======== SUPPLIED ENTRIES ========
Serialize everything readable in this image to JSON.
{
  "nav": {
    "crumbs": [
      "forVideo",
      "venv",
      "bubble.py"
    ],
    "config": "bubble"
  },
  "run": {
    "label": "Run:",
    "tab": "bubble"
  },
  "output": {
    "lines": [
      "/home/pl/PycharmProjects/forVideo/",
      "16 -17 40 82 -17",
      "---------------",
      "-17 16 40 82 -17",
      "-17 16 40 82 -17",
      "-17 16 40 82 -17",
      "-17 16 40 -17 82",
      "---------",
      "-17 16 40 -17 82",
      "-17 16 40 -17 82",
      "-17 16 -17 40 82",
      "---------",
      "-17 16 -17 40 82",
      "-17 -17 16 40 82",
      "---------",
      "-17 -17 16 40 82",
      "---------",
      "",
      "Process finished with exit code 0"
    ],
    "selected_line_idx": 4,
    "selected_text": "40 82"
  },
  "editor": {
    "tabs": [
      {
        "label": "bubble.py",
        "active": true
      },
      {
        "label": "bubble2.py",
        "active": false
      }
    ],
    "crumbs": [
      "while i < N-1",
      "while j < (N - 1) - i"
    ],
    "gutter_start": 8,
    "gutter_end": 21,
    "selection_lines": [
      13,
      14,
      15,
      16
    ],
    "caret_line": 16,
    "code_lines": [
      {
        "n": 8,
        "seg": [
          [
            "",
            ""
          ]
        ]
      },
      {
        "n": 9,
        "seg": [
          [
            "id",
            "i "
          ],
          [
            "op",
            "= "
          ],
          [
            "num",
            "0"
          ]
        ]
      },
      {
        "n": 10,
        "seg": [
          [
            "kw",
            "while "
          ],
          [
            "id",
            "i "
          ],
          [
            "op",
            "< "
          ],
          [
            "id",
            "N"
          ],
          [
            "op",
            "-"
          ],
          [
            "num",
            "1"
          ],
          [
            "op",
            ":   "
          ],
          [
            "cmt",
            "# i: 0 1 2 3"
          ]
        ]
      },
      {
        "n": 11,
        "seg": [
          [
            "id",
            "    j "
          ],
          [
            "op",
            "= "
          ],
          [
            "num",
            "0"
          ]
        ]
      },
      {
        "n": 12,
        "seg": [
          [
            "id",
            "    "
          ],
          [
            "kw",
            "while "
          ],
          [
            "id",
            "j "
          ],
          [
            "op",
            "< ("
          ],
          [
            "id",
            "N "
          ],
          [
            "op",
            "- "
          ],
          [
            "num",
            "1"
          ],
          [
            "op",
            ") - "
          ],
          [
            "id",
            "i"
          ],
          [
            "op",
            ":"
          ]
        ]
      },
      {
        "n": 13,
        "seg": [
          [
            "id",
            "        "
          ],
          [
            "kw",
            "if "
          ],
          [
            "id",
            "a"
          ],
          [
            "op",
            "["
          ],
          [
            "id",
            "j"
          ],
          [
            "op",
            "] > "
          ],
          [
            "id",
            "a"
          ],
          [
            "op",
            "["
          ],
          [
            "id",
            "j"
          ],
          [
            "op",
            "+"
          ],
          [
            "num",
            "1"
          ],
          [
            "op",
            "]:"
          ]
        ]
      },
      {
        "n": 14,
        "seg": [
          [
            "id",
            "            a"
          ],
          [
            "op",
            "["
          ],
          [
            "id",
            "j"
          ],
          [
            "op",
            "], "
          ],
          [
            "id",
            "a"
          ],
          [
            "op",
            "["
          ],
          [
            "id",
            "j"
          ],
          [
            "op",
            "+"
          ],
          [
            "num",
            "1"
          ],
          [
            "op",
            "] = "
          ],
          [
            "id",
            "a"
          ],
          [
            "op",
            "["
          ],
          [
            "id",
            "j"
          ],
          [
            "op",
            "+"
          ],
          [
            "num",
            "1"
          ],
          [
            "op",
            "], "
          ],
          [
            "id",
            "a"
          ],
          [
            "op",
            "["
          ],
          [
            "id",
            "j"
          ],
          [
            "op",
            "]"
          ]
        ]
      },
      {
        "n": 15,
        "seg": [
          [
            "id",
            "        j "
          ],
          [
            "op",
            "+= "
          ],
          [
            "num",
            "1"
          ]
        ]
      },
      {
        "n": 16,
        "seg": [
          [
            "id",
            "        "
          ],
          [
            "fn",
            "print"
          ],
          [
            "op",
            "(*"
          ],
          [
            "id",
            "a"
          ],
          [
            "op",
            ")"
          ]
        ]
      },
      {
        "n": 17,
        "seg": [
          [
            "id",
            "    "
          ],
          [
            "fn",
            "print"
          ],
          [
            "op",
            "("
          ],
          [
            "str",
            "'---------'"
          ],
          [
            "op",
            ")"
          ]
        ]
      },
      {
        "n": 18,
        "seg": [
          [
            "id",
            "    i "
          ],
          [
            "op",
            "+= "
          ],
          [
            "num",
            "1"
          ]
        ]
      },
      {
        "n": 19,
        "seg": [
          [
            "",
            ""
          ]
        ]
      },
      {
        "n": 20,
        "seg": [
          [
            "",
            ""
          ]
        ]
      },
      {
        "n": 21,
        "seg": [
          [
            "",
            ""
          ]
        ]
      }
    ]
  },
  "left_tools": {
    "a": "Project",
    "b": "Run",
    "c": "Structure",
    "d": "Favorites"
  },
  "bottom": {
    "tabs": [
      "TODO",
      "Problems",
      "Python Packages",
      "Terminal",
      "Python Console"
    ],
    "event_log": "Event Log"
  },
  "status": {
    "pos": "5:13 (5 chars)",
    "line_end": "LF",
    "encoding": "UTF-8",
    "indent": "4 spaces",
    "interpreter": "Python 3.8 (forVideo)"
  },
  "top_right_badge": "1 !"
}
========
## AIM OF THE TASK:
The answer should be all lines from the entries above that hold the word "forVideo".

## TASK SOLUTION:
      "forVideo",
      "/home/pl/PycharmProjects/forVideo/",
    "interpreter": "Python 3.8 (forVideo)"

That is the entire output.